TASK BRIEF: Give the data below again, word for word.

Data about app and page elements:

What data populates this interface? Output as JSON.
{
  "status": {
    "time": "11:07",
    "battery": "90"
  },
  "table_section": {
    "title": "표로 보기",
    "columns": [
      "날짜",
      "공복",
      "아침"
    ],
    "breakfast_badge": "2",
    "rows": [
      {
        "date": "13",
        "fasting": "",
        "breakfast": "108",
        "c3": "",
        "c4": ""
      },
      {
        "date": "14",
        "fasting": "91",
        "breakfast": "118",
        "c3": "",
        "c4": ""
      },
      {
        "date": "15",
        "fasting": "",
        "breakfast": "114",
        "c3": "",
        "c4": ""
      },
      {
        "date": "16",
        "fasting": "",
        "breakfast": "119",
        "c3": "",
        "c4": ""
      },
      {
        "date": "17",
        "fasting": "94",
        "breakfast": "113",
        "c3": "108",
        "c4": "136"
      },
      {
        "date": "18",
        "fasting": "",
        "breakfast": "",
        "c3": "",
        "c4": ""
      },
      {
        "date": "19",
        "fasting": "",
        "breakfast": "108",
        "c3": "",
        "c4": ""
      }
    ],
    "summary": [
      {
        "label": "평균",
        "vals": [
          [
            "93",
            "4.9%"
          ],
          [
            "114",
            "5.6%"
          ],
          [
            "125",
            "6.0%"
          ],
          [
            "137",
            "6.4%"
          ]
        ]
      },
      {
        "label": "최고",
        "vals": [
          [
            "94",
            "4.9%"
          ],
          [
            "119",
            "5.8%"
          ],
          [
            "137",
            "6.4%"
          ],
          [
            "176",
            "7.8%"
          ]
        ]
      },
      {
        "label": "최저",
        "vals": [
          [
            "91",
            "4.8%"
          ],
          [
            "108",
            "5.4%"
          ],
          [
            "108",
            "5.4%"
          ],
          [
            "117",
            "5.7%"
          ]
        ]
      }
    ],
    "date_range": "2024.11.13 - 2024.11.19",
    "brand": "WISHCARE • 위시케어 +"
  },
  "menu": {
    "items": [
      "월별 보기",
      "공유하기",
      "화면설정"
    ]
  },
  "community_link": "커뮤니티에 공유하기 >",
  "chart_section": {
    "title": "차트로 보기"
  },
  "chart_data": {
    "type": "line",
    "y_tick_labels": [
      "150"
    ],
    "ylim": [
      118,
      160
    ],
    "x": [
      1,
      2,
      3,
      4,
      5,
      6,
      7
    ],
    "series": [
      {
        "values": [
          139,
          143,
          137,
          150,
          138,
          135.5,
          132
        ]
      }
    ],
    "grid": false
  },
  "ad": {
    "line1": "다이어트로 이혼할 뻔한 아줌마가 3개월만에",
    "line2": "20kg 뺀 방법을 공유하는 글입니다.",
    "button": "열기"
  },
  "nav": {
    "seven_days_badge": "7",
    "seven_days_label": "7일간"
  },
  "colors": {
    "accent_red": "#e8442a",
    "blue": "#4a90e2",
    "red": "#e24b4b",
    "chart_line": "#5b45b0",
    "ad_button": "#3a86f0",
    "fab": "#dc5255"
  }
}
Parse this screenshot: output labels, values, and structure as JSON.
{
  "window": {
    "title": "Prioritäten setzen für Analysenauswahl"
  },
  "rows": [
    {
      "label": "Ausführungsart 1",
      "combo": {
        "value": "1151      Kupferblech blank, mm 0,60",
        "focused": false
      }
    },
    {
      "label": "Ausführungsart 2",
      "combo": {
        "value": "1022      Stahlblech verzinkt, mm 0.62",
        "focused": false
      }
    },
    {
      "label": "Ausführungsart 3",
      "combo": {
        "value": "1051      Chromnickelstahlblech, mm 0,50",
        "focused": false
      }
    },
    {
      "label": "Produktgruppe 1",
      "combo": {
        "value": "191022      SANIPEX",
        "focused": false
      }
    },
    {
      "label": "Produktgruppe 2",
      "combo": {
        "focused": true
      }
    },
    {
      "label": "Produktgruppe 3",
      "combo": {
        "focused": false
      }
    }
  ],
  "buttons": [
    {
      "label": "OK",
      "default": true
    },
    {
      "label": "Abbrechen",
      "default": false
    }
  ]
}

WRITTEN ANSWER:
What data populates this interface? Output as JSON.
{
  "status": {
    "time": "11:07",
    "battery": "90"
  },
  "table_section": {
    "title": "표로 보기",
    "columns": [
      "날짜",
      "공복",
      "아침"
    ],
    "breakfast_badge": "2",
    "rows": [
      {
        "date": "13",
        "fasting": "",
        "breakfast": "108",
        "c3": "",
        "c4": ""
      },
      {
        "date": "14",
        "fasting": "91",
        "breakfast": "118",
        "c3": "",
        "c4": ""
      },
      {
        "date": "15",
        "fasting": "",
        "breakfast": "114",
        "c3": "",
        "c4": ""
      },
      {
        "date": "16",
        "fasting": "",
        "breakfast": "119",
        "c3": "",
        "c4": ""
      },
      {
        "date": "17",
        "fasting": "94",
        "breakfast": "113",
        "c3": "108",
        "c4": "136"
      },
      {
        "date": "18",
        "fasting": "",
        "breakfast": "",
        "c3": "",
        "c4": ""
      },
      {
        "date": "19",
        "fasting": "",
        "breakfast": "108",
        "c3": "",
        "c4": ""
      }
    ],
    "summary": [
      {
        "label": "평균",
        "vals": [
          [
            "93",
            "4.9%"
          ],
          [
            "114",
            "5.6%"
          ],
          [
            "125",
            "6.0%"
          ],
          [
            "137",
            "6.4%"
          ]
        ]
      },
      {
        "label": "최고",
        "vals": [
          [
            "94",
            "4.9%"
          ],
          [
            "119",
            "5.8%"
          ],
          [
            "137",
            "6.4%"
          ],
          [
            "176",
            "7.8%"
          ]
        ]
      },
      {
        "label": "최저",
        "vals": [
          [
            "91",
            "4.8%"
          ],
          [
            "108",
            "5.4%"
          ],
          [
            "108",
            "5.4%"
          ],
          [
            "117",
            "5.7%"
          ]
        ]
      }
    ],
    "date_range": "2024.11.13 - 2024.11.19",
    "brand": "WISHCARE • 위시케어 +"
  },
  "menu": {
    "items": [
      "월별 보기",
      "공유하기",
      "화면설정"
    ]
  },
  "community_link": "커뮤니티에 공유하기 >",
  "chart_section": {
    "title": "차트로 보기"
  },
  "chart_data": {
    "type": "line",
    "y_tick_labels": [
      "150"
    ],
    "ylim": [
      118,
      160
    ],
    "x": [
      1,
      2,
      3,
      4,
      5,
      6,
      7
    ],
    "series": [
      {
        "values": [
          139,
          143,
          137,
          150,
          138,
          135.5,
          132
        ]
      }
    ],
    "grid": false
  },
  "ad": {
    "line1": "다이어트로 이혼할 뻔한 아줌마가 3개월만에",
    "line2": "20kg 뺀 방법을 공유하는 글입니다.",
    "button": "열기"
  },
  "nav": {
    "seven_days_badge": "7",
    "seven_days_label": "7일간"
  },
  "colors": {
    "accent_red": "#e8442a",
    "blue": "#4a90e2",
    "red": "#e24b4b",
    "chart_line": "#5b45b0",
    "ad_button": "#3a86f0",
    "fab": "#dc5255"
  }
}
Parse this screenshot: output labels, values, and structure as JSON.
{
  "window": {
    "title": "Prioritäten setzen für Analysenauswahl"
  },
  "rows": [
    {
      "label": "Ausführungsart 1",
      "combo": {
        "value": "1151      Kupferblech blank, mm 0,60",
        "focused": false
      }
    },
    {
      "label": "Ausführungsart 2",
      "combo": {
        "value": "1022      Stahlblech verzinkt, mm 0.62",
        "focused": false
      }
    },
    {
      "label": "Ausführungsart 3",
      "combo": {
        "value": "1051      Chromnickelstahlblech, mm 0,50",
        "focused": false
      }
    },
    {
      "label": "Produktgruppe 1",
      "combo": {
        "value": "191022      SANIPEX",
        "focused": false
      }
    },
    {
      "label": "Produktgruppe 2",
      "combo": {
        "focused": true
      }
    },
    {
      "label": "Produktgruppe 3",
      "combo": {
        "focused": false
      }
    }
  ],
  "buttons": [
    {
      "label": "OK",
      "default": true
    },
    {
      "label": "Abbrechen",
      "default": false
    }
  ]
}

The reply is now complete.